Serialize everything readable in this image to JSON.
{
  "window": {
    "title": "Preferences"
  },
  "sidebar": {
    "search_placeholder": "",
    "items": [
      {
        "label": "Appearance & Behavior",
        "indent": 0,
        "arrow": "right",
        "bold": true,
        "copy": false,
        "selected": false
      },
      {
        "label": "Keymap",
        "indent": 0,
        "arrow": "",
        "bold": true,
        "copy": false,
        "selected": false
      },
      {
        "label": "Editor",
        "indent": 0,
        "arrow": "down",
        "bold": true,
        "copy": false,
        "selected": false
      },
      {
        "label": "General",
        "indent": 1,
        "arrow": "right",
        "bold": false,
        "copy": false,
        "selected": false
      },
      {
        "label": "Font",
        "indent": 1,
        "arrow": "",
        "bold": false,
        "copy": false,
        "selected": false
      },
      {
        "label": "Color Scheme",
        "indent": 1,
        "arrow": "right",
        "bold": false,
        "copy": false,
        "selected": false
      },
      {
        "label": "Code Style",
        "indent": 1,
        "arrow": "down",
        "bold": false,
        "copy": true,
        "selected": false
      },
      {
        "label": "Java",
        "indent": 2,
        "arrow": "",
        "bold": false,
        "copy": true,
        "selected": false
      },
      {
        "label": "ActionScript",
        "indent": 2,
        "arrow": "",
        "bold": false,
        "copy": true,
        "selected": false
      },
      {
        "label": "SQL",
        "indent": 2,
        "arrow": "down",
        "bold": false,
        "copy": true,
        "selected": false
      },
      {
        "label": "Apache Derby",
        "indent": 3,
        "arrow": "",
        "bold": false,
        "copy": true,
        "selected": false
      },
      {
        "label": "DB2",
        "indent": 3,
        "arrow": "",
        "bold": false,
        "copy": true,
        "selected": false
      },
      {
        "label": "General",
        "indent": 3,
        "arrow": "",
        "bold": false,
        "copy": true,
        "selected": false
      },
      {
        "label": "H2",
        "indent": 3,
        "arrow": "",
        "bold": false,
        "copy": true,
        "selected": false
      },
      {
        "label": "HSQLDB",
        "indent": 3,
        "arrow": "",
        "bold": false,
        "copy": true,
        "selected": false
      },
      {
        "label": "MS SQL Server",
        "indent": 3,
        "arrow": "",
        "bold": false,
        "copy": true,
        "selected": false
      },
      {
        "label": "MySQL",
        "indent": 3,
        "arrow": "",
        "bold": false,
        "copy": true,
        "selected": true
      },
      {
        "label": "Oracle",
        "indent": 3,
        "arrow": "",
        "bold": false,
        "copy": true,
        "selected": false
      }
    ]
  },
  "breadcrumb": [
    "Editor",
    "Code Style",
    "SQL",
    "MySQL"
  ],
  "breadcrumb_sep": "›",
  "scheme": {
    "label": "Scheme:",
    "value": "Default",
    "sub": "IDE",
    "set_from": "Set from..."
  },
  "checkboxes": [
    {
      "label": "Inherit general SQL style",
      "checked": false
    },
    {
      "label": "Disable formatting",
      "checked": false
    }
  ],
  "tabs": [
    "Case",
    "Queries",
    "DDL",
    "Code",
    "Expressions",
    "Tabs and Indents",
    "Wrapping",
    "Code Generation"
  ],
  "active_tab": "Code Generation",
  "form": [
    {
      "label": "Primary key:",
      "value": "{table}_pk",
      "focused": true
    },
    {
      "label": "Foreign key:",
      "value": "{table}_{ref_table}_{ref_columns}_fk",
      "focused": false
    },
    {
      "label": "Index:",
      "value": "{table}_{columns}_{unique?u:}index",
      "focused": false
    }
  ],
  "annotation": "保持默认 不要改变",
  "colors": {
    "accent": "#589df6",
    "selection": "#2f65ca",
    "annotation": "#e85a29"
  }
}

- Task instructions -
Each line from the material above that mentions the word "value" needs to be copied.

- Task answer -
    "value": "Default",
      "value": "{table}_pk",
      "value": "{table}_{ref_table}_{ref_columns}_fk",
      "value": "{table}_{columns}_{unique?u:}index",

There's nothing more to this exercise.